### EXERCISE BRIEF
Within the entries that follow, show each line where the word "label" occurs.

:::::

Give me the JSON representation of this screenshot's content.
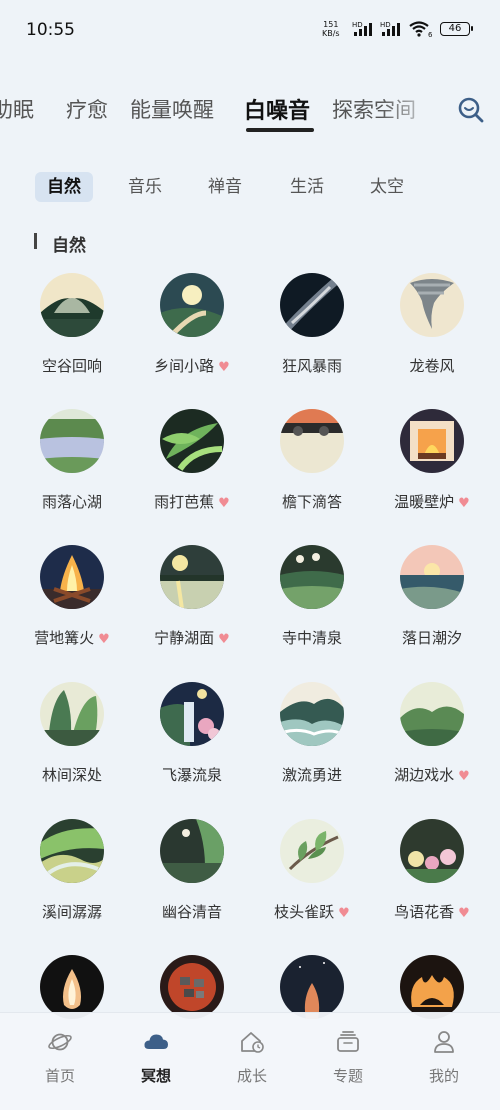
{
  "status_bar": {
    "time": "10:55",
    "net_speed": "151",
    "net_unit": "KB/s",
    "sim1": "HD",
    "sim2": "HD",
    "wifi_sub": "6",
    "battery": "46"
  },
  "top_tabs": [
    "助眠",
    "疗愈",
    "能量唤醒",
    "白噪音",
    "探索空间"
  ],
  "top_tab_active": "白噪音",
  "sub_tabs": [
    "自然",
    "音乐",
    "禅音",
    "生活",
    "太空"
  ],
  "sub_tab_active": "自然",
  "section": {
    "title": "自然"
  },
  "items": [
    {
      "name": "空谷回响",
      "fav": false,
      "icon": "canyon-thumb"
    },
    {
      "name": "乡间小路",
      "fav": true,
      "icon": "country-road-thumb"
    },
    {
      "name": "狂风暴雨",
      "fav": false,
      "icon": "storm-thumb"
    },
    {
      "name": "龙卷风",
      "fav": false,
      "icon": "tornado-thumb"
    },
    {
      "name": "雨落心湖",
      "fav": false,
      "icon": "lake-rain-thumb"
    },
    {
      "name": "雨打芭蕉",
      "fav": true,
      "icon": "banana-leaf-thumb"
    },
    {
      "name": "檐下滴答",
      "fav": false,
      "icon": "eaves-thumb"
    },
    {
      "name": "温暖壁炉",
      "fav": true,
      "icon": "fireplace-thumb"
    },
    {
      "name": "营地篝火",
      "fav": true,
      "icon": "campfire-thumb"
    },
    {
      "name": "宁静湖面",
      "fav": true,
      "icon": "calm-lake-thumb"
    },
    {
      "name": "寺中清泉",
      "fav": false,
      "icon": "temple-spring-thumb"
    },
    {
      "name": "落日潮汐",
      "fav": false,
      "icon": "sunset-tide-thumb"
    },
    {
      "name": "林间深处",
      "fav": false,
      "icon": "deep-forest-thumb"
    },
    {
      "name": "飞瀑流泉",
      "fav": false,
      "icon": "waterfall-thumb"
    },
    {
      "name": "激流勇进",
      "fav": false,
      "icon": "rapids-thumb"
    },
    {
      "name": "湖边戏水",
      "fav": true,
      "icon": "lakeside-thumb"
    },
    {
      "name": "溪间潺潺",
      "fav": false,
      "icon": "creek-thumb"
    },
    {
      "name": "幽谷清音",
      "fav": false,
      "icon": "valley-thumb"
    },
    {
      "name": "枝头雀跃",
      "fav": true,
      "icon": "branch-bird-thumb"
    },
    {
      "name": "鸟语花香",
      "fav": true,
      "icon": "flowers-thumb"
    },
    {
      "name": "",
      "fav": false,
      "icon": "candle-thumb"
    },
    {
      "name": "",
      "fav": false,
      "icon": "coals-thumb"
    },
    {
      "name": "",
      "fav": false,
      "icon": "night-fire-thumb"
    },
    {
      "name": "",
      "fav": false,
      "icon": "fire-ring-thumb"
    }
  ],
  "heart_glyph": "♥",
  "bottom_nav": [
    {
      "label": "首页",
      "icon": "planet-icon",
      "active": false
    },
    {
      "label": "冥想",
      "icon": "cloud-icon",
      "active": true
    },
    {
      "label": "成长",
      "icon": "house-clock-icon",
      "active": false
    },
    {
      "label": "专题",
      "icon": "stack-icon",
      "active": false
    },
    {
      "label": "我的",
      "icon": "person-icon",
      "active": false
    }
  ],
  "colors": {
    "background": "#eef3f8",
    "accent": "#3d5f88",
    "heart": "#f08b93",
    "sub_tab_active_bg": "#d7e3f1"
  }
}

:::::

### OUTPUT FOR THIS EXERCISE
      "label": "首页",
      "label": "冥想",
      "label": "成长",
      "label": "专题",
      "label": "我的",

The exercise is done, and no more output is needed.